Is There No Such Thing As A Sex Drive?

by Sara Levine

Prepare yourselves, because your world is about to get rocked a little: in her new book Come As You Are, sex educator and director of Wellness Education at Smith College Emily Nagoski claims that there's no such thing as a sex drive, and the assumption that everyone has a "drive" to have sex is harmful, especially to women. If you're feeling kind of floored, very confused, and in disbelief, don't worry, you're not alone. We will hold hands and make sense of this scary new information together.

First things first: when Nagoski says that sex drives aren't real, she's not saying that people don't naturally have a desire to have sex. That, as many of us know, is a very real thing that occurs.

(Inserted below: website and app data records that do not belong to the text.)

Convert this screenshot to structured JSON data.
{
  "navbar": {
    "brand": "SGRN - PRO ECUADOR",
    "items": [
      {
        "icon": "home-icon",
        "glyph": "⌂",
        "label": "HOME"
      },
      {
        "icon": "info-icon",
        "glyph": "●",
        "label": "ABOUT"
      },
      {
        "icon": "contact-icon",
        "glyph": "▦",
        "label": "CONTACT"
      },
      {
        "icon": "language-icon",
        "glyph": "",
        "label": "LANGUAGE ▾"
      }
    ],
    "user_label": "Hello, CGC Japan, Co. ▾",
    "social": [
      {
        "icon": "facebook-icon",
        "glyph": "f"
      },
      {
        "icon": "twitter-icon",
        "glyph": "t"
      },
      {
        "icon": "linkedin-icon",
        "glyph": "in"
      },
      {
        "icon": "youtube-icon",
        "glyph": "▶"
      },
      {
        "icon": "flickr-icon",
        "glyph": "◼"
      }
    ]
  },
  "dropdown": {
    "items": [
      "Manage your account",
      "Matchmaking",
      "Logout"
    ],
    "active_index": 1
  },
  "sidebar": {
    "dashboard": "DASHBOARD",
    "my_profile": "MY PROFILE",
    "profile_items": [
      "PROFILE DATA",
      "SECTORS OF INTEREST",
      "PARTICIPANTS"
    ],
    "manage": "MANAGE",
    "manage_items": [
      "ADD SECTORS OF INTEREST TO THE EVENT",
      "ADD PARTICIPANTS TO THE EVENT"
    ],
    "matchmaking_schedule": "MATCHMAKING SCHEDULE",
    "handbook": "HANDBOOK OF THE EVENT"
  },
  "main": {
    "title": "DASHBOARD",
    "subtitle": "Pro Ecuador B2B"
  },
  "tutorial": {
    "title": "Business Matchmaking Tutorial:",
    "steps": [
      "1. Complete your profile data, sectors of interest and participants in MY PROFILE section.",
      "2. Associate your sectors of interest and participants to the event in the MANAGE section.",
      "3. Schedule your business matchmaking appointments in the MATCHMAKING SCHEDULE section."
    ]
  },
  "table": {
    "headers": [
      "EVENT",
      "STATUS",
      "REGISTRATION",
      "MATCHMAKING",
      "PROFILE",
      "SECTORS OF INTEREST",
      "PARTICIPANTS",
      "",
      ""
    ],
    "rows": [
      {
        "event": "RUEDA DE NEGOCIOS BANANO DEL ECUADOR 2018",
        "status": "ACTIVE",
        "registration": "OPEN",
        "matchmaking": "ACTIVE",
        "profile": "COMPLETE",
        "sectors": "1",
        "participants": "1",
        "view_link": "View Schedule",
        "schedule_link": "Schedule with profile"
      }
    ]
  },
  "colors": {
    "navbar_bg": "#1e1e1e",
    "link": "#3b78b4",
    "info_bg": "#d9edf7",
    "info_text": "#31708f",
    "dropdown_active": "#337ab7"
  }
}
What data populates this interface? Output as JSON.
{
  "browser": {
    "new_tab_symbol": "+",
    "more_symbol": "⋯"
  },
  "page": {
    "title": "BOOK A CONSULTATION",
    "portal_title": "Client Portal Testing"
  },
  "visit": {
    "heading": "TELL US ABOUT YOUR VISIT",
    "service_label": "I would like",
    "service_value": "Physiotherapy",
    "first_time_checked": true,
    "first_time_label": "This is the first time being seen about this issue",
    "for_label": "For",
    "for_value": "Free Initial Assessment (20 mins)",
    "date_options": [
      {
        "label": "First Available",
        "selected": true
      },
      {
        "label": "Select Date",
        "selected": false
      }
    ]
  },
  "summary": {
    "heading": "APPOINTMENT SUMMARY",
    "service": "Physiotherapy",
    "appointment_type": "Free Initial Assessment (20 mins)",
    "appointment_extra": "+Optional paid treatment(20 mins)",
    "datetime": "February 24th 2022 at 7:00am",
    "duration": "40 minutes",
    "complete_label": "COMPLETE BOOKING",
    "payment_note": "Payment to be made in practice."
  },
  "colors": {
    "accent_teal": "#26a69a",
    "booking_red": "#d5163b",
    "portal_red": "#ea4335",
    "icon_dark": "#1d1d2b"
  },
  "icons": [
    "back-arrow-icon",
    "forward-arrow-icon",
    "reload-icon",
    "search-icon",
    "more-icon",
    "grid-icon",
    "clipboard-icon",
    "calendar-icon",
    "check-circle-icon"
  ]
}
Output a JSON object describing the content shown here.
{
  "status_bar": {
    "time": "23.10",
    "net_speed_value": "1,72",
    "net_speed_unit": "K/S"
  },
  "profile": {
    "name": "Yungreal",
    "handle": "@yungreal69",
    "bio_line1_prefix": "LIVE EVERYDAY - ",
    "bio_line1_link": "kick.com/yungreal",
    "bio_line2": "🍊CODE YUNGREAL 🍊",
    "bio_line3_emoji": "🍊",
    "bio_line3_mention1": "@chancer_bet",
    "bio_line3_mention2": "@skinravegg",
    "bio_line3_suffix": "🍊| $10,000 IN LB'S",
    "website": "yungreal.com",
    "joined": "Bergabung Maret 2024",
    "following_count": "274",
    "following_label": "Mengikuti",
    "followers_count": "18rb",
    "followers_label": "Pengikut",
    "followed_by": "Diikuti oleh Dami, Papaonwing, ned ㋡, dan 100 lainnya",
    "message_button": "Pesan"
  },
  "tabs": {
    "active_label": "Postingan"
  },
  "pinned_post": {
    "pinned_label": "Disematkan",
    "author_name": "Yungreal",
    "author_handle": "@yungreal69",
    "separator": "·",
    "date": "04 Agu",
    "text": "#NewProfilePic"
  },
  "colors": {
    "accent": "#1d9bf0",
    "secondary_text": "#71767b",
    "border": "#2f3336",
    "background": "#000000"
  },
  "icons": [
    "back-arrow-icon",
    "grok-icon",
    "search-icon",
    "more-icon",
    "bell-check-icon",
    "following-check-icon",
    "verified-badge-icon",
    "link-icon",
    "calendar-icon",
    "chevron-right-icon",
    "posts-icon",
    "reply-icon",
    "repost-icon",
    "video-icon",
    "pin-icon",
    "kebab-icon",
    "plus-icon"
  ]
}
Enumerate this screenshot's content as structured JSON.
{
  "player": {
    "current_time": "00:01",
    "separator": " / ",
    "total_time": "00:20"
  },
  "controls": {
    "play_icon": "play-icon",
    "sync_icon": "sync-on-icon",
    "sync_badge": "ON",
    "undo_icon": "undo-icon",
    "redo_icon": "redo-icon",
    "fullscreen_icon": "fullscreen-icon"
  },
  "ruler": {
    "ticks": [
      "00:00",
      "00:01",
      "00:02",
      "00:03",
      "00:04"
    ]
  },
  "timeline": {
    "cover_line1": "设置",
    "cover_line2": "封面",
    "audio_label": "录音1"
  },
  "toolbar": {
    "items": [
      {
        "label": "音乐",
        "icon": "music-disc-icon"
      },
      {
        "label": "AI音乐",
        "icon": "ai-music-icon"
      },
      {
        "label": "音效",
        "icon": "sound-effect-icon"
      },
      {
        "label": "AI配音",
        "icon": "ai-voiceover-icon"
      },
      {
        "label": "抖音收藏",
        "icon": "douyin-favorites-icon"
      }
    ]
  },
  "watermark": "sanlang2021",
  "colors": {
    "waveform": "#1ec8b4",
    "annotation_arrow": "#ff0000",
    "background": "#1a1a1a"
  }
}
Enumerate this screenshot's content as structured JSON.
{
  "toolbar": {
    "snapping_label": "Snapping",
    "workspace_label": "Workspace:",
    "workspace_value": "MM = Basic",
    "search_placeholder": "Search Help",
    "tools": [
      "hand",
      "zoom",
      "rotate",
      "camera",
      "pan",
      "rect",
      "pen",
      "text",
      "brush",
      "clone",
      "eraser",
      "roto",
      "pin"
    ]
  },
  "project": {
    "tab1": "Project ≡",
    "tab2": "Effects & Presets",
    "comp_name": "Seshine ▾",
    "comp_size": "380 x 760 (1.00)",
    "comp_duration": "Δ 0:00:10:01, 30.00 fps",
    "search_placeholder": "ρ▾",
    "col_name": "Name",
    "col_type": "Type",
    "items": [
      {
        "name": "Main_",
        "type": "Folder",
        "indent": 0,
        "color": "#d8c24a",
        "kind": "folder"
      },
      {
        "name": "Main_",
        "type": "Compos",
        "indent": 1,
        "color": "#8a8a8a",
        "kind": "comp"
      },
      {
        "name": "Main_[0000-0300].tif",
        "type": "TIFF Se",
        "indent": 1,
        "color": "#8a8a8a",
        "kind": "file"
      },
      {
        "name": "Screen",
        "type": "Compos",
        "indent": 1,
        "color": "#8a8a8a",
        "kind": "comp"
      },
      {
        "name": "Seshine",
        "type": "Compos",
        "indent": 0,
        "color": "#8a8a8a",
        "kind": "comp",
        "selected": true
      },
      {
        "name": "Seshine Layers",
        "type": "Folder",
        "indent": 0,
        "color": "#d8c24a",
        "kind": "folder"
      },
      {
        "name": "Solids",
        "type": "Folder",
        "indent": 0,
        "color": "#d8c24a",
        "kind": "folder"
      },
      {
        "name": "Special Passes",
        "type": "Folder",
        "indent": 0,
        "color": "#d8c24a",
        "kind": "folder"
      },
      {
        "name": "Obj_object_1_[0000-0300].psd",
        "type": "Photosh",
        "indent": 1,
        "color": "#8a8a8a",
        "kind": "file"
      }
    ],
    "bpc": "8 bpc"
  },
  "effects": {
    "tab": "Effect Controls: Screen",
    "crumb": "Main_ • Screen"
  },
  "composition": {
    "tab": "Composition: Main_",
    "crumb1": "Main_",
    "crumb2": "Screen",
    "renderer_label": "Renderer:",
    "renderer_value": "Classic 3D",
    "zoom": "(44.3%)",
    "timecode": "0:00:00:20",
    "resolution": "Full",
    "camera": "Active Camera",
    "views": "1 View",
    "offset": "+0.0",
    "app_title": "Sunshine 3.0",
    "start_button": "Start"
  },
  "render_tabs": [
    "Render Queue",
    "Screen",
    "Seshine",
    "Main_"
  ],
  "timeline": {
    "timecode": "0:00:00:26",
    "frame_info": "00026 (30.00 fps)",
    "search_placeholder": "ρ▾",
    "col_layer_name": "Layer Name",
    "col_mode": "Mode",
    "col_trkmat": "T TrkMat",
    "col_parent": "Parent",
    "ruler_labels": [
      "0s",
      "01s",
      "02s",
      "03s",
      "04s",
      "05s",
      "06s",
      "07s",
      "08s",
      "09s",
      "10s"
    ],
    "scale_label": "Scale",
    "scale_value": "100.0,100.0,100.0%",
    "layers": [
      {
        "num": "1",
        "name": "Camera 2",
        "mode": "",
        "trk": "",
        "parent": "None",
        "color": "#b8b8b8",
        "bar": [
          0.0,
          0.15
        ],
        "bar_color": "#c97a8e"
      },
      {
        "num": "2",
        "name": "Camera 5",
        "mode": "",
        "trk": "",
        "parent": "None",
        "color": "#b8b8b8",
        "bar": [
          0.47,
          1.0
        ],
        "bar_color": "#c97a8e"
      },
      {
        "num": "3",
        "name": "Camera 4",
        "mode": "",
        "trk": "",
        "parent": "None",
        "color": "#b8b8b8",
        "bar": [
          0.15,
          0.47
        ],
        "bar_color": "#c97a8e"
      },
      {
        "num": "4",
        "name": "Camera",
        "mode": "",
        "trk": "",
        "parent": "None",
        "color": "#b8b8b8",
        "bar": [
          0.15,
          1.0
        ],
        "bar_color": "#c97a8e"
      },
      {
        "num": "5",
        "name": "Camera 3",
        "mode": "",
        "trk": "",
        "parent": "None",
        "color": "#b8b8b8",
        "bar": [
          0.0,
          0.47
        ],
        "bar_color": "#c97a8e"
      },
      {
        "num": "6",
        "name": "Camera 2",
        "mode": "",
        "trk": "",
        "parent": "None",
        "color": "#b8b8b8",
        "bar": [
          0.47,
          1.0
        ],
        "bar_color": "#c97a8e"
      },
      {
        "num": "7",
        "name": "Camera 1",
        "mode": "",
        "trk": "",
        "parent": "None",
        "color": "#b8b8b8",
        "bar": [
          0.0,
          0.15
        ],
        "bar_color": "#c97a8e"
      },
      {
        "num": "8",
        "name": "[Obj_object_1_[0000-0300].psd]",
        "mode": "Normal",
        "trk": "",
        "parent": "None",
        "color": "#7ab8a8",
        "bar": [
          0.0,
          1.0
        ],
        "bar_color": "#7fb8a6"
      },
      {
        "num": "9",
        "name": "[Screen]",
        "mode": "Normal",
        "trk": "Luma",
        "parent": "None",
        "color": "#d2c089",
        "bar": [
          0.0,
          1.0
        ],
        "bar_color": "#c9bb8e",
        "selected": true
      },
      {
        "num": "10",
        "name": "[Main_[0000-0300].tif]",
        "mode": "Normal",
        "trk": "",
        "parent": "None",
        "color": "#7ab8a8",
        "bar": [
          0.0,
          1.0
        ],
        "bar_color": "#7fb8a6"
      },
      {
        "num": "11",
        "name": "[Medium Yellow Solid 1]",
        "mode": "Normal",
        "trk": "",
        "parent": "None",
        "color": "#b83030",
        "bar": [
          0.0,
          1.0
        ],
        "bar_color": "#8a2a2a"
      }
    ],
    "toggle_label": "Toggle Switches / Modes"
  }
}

She takes specific issue with the word "drive" itself, which in psychological terms means "a motivational system to deal with life-or-death issues, like hunger or being too cold." So if you're hungry, your drive will motivate you to get off your butt and go find something to eat. Nagoski argues that a drive isn't an adequate way of describing sexual desire because, as she told New Scientist, "you're not going to die if you don't have sex."

Nagoski believes a more accurate term to describe what we know as a sex drive would be "spontaneous desire," because that's pretty much what a "sex drive" is when you think about it. She says that roughly 70 percent of men experience spontaneous desire, whereas only 10 to 20 percent of women experience this type of desire. For the rest of us, we may experience what's called "responsive desire," which is when we experience desire after being aroused. So whereas spontaneous desire would include things like seeing an attractive person walking down the street or having a sexy thought and wanting to have sex, responsive desire would be, for example, if your partner comes up from behind you while you're cooking breakfast and starts kissing you on the neck, and then you suddenly want to have sex. Of course, desire depends on context and you can certainly experience both types at different points, and Nagoski urges that, "Both desire styles are normal and healthy." That's a relief.

So, why does it matter exactly how one experiences sexual desire, and why does it make a difference if it's spontaneous or responsive in nature? Basically, it matters because scientists and doctors previously believed spontaneous desire was the only way to get aroused, and it was necessary for sexual pleasure. This caused a lot of people, especially women, to feel like something was wrong with them because they thought they had an abnormal sex drive. Right, because when it comes to their sexuality, women don't have enough to feel bad about already.

The way we've been looking at sexual desire also has bigger implications other than just causing insecurity; it can also cause people to seek treatment for a perfectly normal degree of sexual desire because society is telling them they should want to get laid all the time. The drug Flibanserin is being submitted to the FDA for approval, and the purpose of this drug is to treat low sex drive in women. If it gets approved (it has already been rejected twice), it could be of huge value to some women — but others could turn to it to correct an issue that isn't truly an issue at all. Didn't we all learn in second grade that different does not necessarily equal bad? At least we're finally making an effort to recognize that sexuality and desire is not a one-size-fits-all type thing. After all, as Nagoski puts it, "Is it more important that people crave sex than it is to enjoy the sex they're having?" I think not.

Images: Lilim / Flickr; Giphy